When vehicles come into your bays during the winter, they’re usually dirty from driving through the snow, sleet and slush. With tires coming in direct contact with the road, they often take a beating during the winter months, and it’s common to see snow caked into the wheel well and all parts of the wheel. So, when your shop goes to remove a wheel assembly that’s dripping wet with snow melting off, it’s important to take extra care of not only the assembly but also your tire equipment.
Winter roads are full of sand, dirt and salt, which can harm your shop equipment. When snow melts, this highly abrasive and corrosive solution drips onto metal surfaces in your shop and can greatly accelerate wear. Let’s review the ways you can take care of your shop equipment and add to its longevity despite dealing with the harsh chemicals and elements that might come into your shop during the winter months.
Tire changers need to be kept clean and dry. A daily inspection and cleaning are usually all that is needed. Any salt, sand or water present should be cleaned, and the machine should be lubricated where required. Bead sealer should not be used while the wheel is on the tire changer, but if some is spilled on the machine, it should be cleaned ASAP, so it doesn’t damage bead breaking cylinders or clamping air cylinders.
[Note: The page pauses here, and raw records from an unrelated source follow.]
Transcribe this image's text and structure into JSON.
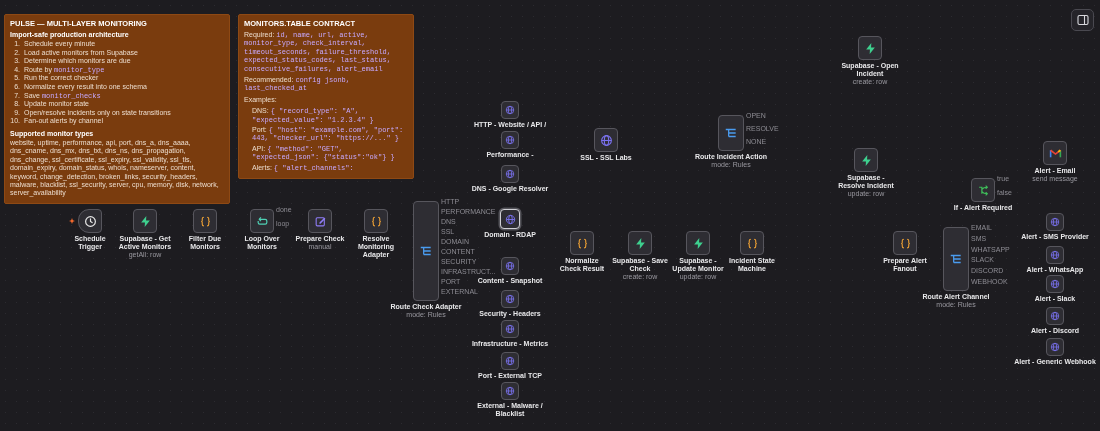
{
  "overview_note": {
    "title": "PULSE — MULTI-LAYER MONITORING",
    "subtitle": "Import-safe production architecture",
    "steps": [
      {
        "number": "1.",
        "text": "Schedule every minute"
      },
      {
        "number": "2.",
        "text": "Load active monitors from Supabase"
      },
      {
        "number": "3.",
        "text": "Determine which monitors are due"
      },
      {
        "number": "4.",
        "text": "Route by ",
        "code": "monitor_type"
      },
      {
        "number": "5.",
        "text": "Run the correct checker"
      },
      {
        "number": "6.",
        "text": "Normalize every result into one schema"
      },
      {
        "number": "7.",
        "text": "Save ",
        "code": "monitor_checks"
      },
      {
        "number": "8.",
        "text": "Update monitor state"
      },
      {
        "number": "9.",
        "text": "Open/resolve incidents only on state transitions"
      },
      {
        "number": "10.",
        "text": "Fan-out alerts by channel"
      }
    ],
    "section": "Supported monitor types",
    "body": "website, uptime, performance, api, port, dns_a, dns_aaaa, dns_cname, dns_mx, dns_txt, dns_ns, dns_propagation, dns_change, ssl_certificate, ssl_expiry, ssl_validity, ssl_tls, domain_expiry, domain_status, whois, nameserver, content, keyword, change_detection, broken_links, security_headers, malware, blacklist, ssl_security, server, cpu, memory, disk, network, server_availability"
  },
  "contract_note": {
    "title": "MONITORS.TABLE CONTRACT",
    "required_label": "Required:",
    "required": "id, name, url, active, monitor_type, check_interval, timeout_seconds, failure_threshold, expected_status_codes, last_status, consecutive_failures, alert_email",
    "recommended_label": "Recommended:",
    "recommended": "config jsonb, last_checked_at",
    "examples_label": "Examples:",
    "examples": [
      {
        "label": "DNS:",
        "code": "{ \"record_type\": \"A\", \"expected_value\": \"1.2.3.4\" }"
      },
      {
        "label": "Port:",
        "code": "{ \"host\": \"example.com\", \"port\": 443, \"checker_url\": \"https://...\" }"
      },
      {
        "label": "API:",
        "code": "{ \"method\": \"GET\", \"expected_json\": {\"status\":\"ok\"} }"
      },
      {
        "label": "Alerts:",
        "code": "{ \"alert_channels\":"
      }
    ]
  },
  "nodes": [
    {
      "name": "Schedule Trigger",
      "kind": "trigger",
      "selected": false
    },
    {
      "name": "Supabase - Get Active Monitors",
      "kind": "supabase",
      "subtitle": "getAll: row",
      "selected": false
    },
    {
      "name": "Filter Due Monitors",
      "kind": "code",
      "selected": false
    },
    {
      "name": "Loop Over Monitors",
      "kind": "loop",
      "outputs": [
        "done",
        "loop"
      ],
      "selected": false
    },
    {
      "name": "Prepare Check",
      "kind": "set",
      "subtitle": "manual",
      "selected": false
    },
    {
      "name": "Resolve Monitoring Adapter",
      "kind": "code",
      "selected": false
    },
    {
      "name": "Route Check Adapter",
      "kind": "switch",
      "subtitle": "mode: Rules",
      "outputs": [
        "HTTP",
        "PERFORMANCE",
        "DNS",
        "SSL",
        "DOMAIN",
        "CONTENT",
        "SECURITY",
        "INFRASTRUCT...",
        "PORT",
        "EXTERNAL"
      ],
      "selected": false
    },
    {
      "name": "HTTP - Website / API /",
      "kind": "http",
      "selected": false
    },
    {
      "name": "Performance -",
      "kind": "http",
      "selected": false
    },
    {
      "name": "DNS - Google Resolver",
      "kind": "http",
      "selected": false
    },
    {
      "name": "Domain - RDAP",
      "kind": "http",
      "selected": true
    },
    {
      "name": "Content - Snapshot",
      "kind": "http",
      "selected": false
    },
    {
      "name": "Security - Headers",
      "kind": "http",
      "selected": false
    },
    {
      "name": "Infrastructure - Metrics",
      "kind": "http",
      "selected": false
    },
    {
      "name": "Port - External TCP",
      "kind": "http",
      "selected": false
    },
    {
      "name": "External - Malware / Blacklist",
      "kind": "http",
      "selected": false
    },
    {
      "name": "SSL - SSL Labs",
      "kind": "http",
      "selected": false
    },
    {
      "name": "Route Incident Action",
      "kind": "switch",
      "subtitle": "mode: Rules",
      "outputs": [
        "OPEN",
        "RESOLVE",
        "NONE"
      ],
      "selected": false
    },
    {
      "name": "Normalize Check Result",
      "kind": "code",
      "selected": false
    },
    {
      "name": "Supabase - Save Check",
      "kind": "supabase",
      "subtitle": "create: row",
      "selected": false
    },
    {
      "name": "Supabase - Update Monitor",
      "kind": "supabase",
      "subtitle": "update: row",
      "selected": false
    },
    {
      "name": "Incident State Machine",
      "kind": "code",
      "selected": false
    },
    {
      "name": "Supabase - Open Incident",
      "kind": "supabase",
      "subtitle": "create: row",
      "selected": false
    },
    {
      "name": "Supabase - Resolve Incident",
      "kind": "supabase",
      "subtitle": "update: row",
      "selected": false
    },
    {
      "name": "Prepare Alert Fanout",
      "kind": "code",
      "selected": false
    },
    {
      "name": "If - Alert Required",
      "kind": "if",
      "outputs": [
        "true",
        "false"
      ],
      "selected": false
    },
    {
      "name": "Route Alert Channel",
      "kind": "switch",
      "subtitle": "mode: Rules",
      "outputs": [
        "EMAIL",
        "SMS",
        "WHATSAPP",
        "SLACK",
        "DISCORD",
        "WEBHOOK"
      ],
      "selected": false
    },
    {
      "name": "Alert - Email",
      "kind": "gmail",
      "subtitle": "send message",
      "selected": false
    },
    {
      "name": "Alert - SMS Provider",
      "kind": "http",
      "selected": false
    },
    {
      "name": "Alert - WhatsApp",
      "kind": "http",
      "selected": false
    },
    {
      "name": "Alert - Slack",
      "kind": "http",
      "selected": false
    },
    {
      "name": "Alert - Discord",
      "kind": "http",
      "selected": false
    },
    {
      "name": "Alert - Generic Webhook",
      "kind": "http",
      "selected": false
    }
  ]
}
The water separator should also be drained and cleaned, and the oiler should be filled with the proper oil and adjusted to be sure it is injecting the correct amount of oil.
Consumables such as jaw protectors, bead loosener protectors and plastic duck heads should also be checked and replaced where required.
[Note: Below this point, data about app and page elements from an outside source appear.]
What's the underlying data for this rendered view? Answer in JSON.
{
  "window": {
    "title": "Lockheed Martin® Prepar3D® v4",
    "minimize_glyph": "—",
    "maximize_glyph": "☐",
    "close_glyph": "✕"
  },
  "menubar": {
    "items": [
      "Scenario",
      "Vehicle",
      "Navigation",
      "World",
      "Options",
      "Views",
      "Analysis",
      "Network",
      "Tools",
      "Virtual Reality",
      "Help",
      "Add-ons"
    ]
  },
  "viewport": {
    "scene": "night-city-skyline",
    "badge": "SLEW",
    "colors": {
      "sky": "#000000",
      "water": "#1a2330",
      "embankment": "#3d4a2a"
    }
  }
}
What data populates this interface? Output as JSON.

Lift racks are especially vulnerable to the elements. For example, an alignment rack should be kept clean, and any parts that require lubrication should be lubed. In their spare time, technicians should use compressed air to blow out slip plates from the sides. Turn plates should be stored vertically when not in use so they can drain water and debris out.
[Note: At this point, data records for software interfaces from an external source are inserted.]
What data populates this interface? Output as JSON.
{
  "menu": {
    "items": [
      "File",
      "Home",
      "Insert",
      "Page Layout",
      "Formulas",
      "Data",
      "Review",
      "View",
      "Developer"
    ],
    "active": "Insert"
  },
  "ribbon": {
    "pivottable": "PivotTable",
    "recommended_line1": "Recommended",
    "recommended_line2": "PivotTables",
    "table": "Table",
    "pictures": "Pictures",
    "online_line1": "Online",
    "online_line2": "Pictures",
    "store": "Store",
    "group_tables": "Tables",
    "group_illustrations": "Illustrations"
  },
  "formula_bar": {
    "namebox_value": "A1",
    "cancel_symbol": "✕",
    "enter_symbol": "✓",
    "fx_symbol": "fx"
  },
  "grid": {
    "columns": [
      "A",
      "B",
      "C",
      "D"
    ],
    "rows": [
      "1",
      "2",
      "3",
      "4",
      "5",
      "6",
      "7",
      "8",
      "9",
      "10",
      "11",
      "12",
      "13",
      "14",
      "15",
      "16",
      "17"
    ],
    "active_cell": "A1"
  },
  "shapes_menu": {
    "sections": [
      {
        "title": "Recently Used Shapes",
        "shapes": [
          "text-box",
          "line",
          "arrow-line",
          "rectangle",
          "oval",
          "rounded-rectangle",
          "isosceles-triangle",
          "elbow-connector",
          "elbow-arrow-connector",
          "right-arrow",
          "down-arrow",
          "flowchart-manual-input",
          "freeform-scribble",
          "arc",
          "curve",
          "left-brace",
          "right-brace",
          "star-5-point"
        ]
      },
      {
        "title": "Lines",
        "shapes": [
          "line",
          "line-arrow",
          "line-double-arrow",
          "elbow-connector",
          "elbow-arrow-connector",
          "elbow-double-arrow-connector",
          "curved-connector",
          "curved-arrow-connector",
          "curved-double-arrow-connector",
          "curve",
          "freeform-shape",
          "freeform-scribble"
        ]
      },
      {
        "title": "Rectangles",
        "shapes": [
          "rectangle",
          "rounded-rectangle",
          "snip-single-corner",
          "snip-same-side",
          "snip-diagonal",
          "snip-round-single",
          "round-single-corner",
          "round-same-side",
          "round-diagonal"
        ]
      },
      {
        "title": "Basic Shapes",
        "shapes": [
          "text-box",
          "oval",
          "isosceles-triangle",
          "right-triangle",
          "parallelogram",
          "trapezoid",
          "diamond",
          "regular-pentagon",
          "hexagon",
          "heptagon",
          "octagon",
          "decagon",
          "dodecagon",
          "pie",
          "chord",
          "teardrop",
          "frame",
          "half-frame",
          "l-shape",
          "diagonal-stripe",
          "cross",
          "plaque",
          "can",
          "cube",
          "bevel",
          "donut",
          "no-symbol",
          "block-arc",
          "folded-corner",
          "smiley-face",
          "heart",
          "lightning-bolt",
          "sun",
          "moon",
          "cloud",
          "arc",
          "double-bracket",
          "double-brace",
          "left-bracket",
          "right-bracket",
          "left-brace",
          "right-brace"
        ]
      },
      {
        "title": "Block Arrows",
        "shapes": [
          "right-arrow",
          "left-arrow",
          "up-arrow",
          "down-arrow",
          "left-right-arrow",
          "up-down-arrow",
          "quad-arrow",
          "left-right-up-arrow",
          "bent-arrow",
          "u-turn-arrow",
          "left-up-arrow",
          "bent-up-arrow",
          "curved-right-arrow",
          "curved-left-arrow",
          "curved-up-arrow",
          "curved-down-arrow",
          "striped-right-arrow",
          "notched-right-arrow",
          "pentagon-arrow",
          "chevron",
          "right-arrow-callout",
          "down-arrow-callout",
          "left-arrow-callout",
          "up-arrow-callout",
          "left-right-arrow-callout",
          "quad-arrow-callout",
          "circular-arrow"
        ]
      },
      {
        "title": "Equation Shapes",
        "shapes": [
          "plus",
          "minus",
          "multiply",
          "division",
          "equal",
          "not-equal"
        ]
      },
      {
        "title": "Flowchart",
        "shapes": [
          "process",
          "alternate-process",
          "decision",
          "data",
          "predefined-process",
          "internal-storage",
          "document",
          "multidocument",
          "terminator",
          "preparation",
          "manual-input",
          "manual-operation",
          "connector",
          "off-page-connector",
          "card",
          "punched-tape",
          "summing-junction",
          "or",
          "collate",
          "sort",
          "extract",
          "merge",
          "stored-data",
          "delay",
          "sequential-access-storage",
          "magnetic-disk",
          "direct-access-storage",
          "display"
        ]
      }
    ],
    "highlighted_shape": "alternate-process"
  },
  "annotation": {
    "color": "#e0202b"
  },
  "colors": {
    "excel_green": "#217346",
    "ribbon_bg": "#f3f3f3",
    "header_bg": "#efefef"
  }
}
Jack rails should also be cleaned, and any foreign debris should be removed before applying any lube. Water separators on the lift rack should be drained, cleaned and fresh oil added to the oiler if one is present.
Balancers also need to be kept clean and dry, and all tooling such as cones, collets and speed nuts should be inspected for excessive wear. Any broken or out-of-spec tooling should be replaced. For example, pin plates should be cleaned and lubricated to prevent corrosion, and any bent pins should be replaced.
If the balancer is equipped with a wheel lift, its oiler and regulator should be cleaned and adjusted, and the mechanism should be lubricated where required.
The turn of the new year is a great time to schedule a maintenance appointment with your equipment service provider. In addition, it serves as a good time to have an ALI-certified lift service specialist inspect cables, pulleys and pins and look for hydraulic leaks.